### Brief
Can the data below be set down again exactly, line for line?

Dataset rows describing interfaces
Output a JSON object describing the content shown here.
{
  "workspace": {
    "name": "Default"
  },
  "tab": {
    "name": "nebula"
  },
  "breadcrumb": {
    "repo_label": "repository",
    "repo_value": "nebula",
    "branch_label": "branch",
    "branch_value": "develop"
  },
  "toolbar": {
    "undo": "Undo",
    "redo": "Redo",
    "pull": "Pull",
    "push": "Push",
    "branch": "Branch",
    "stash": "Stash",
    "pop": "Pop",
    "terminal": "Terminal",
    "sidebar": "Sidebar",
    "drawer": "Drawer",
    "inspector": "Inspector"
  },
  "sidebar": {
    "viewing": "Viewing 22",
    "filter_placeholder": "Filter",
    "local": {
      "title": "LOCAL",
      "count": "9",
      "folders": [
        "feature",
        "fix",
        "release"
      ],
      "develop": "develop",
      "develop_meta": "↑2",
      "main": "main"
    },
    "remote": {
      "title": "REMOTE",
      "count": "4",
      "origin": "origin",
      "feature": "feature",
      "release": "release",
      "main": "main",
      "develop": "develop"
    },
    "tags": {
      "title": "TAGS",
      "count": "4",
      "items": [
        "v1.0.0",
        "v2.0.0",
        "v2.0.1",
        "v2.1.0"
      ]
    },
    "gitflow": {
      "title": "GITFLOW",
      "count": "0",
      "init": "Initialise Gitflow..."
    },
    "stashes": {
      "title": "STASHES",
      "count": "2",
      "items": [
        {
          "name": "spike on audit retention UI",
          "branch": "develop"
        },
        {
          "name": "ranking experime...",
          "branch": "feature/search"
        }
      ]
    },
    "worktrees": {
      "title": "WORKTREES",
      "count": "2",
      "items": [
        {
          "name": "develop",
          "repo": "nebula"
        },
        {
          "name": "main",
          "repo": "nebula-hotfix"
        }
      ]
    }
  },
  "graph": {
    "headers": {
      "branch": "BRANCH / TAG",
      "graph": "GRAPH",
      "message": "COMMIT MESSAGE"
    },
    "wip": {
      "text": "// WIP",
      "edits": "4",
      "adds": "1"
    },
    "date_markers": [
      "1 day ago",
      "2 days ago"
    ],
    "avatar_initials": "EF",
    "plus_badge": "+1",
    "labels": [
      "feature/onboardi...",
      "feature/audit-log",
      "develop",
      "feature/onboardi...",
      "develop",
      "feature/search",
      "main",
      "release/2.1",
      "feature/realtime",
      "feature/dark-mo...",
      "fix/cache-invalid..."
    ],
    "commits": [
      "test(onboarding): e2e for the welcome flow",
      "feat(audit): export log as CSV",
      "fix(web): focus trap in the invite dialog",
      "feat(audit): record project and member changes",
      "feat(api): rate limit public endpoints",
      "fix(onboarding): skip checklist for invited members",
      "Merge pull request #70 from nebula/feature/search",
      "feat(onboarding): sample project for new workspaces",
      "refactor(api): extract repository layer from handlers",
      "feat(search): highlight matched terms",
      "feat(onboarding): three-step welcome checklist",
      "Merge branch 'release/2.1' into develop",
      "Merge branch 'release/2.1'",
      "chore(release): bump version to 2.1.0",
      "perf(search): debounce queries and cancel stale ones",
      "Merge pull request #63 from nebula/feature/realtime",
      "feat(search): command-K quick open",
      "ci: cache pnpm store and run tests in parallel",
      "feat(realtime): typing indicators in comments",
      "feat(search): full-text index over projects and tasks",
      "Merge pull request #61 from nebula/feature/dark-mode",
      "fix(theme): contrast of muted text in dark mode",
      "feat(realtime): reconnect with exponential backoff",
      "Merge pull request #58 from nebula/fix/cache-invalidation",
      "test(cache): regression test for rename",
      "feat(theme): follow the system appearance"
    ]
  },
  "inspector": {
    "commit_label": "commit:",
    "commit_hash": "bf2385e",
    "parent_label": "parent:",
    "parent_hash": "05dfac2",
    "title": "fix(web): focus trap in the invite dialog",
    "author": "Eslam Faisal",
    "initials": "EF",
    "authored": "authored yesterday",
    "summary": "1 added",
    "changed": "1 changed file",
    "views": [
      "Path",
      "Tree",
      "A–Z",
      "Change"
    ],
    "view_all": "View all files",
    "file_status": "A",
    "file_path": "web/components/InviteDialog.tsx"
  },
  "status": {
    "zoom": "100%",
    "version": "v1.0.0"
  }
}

### Answer to this problem
Output a JSON object describing the content shown here.
{
  "workspace": {
    "name": "Default"
  },
  "tab": {
    "name": "nebula"
  },
  "breadcrumb": {
    "repo_label": "repository",
    "repo_value": "nebula",
    "branch_label": "branch",
    "branch_value": "develop"
  },
  "toolbar": {
    "undo": "Undo",
    "redo": "Redo",
    "pull": "Pull",
    "push": "Push",
    "branch": "Branch",
    "stash": "Stash",
    "pop": "Pop",
    "terminal": "Terminal",
    "sidebar": "Sidebar",
    "drawer": "Drawer",
    "inspector": "Inspector"
  },
  "sidebar": {
    "viewing": "Viewing 22",
    "filter_placeholder": "Filter",
    "local": {
      "title": "LOCAL",
      "count": "9",
      "folders": [
        "feature",
        "fix",
        "release"
      ],
      "develop": "develop",
      "develop_meta": "↑2",
      "main": "main"
    },
    "remote": {
      "title": "REMOTE",
      "count": "4",
      "origin": "origin",
      "feature": "feature",
      "release": "release",
      "main": "main",
      "develop": "develop"
    },
    "tags": {
      "title": "TAGS",
      "count": "4",
      "items": [
        "v1.0.0",
        "v2.0.0",
        "v2.0.1",
        "v2.1.0"
      ]
    },
    "gitflow": {
      "title": "GITFLOW",
      "count": "0",
      "init": "Initialise Gitflow..."
    },
    "stashes": {
      "title": "STASHES",
      "count": "2",
      "items": [
        {
          "name": "spike on audit retention UI",
          "branch": "develop"
        },
        {
          "name": "ranking experime...",
          "branch": "feature/search"
        }
      ]
    },
    "worktrees": {
      "title": "WORKTREES",
      "count": "2",
      "items": [
        {
          "name": "develop",
          "repo": "nebula"
        },
        {
          "name": "main",
          "repo": "nebula-hotfix"
        }
      ]
    }
  },
  "graph": {
    "headers": {
      "branch": "BRANCH / TAG",
      "graph": "GRAPH",
      "message": "COMMIT MESSAGE"
    },
    "wip": {
      "text": "// WIP",
      "edits": "4",
      "adds": "1"
    },
    "date_markers": [
      "1 day ago",
      "2 days ago"
    ],
    "avatar_initials": "EF",
    "plus_badge": "+1",
    "labels": [
      "feature/onboardi...",
      "feature/audit-log",
      "develop",
      "feature/onboardi...",
      "develop",
      "feature/search",
      "main",
      "release/2.1",
      "feature/realtime",
      "feature/dark-mo...",
      "fix/cache-invalid..."
    ],
    "commits": [
      "test(onboarding): e2e for the welcome flow",
      "feat(audit): export log as CSV",
      "fix(web): focus trap in the invite dialog",
      "feat(audit): record project and member changes",
      "feat(api): rate limit public endpoints",
      "fix(onboarding): skip checklist for invited members",
      "Merge pull request #70 from nebula/feature/search",
      "feat(onboarding): sample project for new workspaces",
      "refactor(api): extract repository layer from handlers",
      "feat(search): highlight matched terms",
      "feat(onboarding): three-step welcome checklist",
      "Merge branch 'release/2.1' into develop",
      "Merge branch 'release/2.1'",
      "chore(release): bump version to 2.1.0",
      "perf(search): debounce queries and cancel stale ones",
      "Merge pull request #63 from nebula/feature/realtime",
      "feat(search): command-K quick open",
      "ci: cache pnpm store and run tests in parallel",
      "feat(realtime): typing indicators in comments",
      "feat(search): full-text index over projects and tasks",
      "Merge pull request #61 from nebula/feature/dark-mode",
      "fix(theme): contrast of muted text in dark mode",
      "feat(realtime): reconnect with exponential backoff",
      "Merge pull request #58 from nebula/fix/cache-invalidation",
      "test(cache): regression test for rename",
      "feat(theme): follow the system appearance"
    ]
  },
  "inspector": {
    "commit_label": "commit:",
    "commit_hash": "bf2385e",
    "parent_label": "parent:",
    "parent_hash": "05dfac2",
    "title": "fix(web): focus trap in the invite dialog",
    "author": "Eslam Faisal",
    "initials": "EF",
    "authored": "authored yesterday",
    "summary": "1 added",
    "changed": "1 changed file",
    "views": [
      "Path",
      "Tree",
      "A–Z",
      "Change"
    ],
    "view_all": "View all files",
    "file_status": "A",
    "file_path": "web/components/InviteDialog.tsx"
  },
  "status": {
    "zoom": "100%",
    "version": "v1.0.0"
  }
}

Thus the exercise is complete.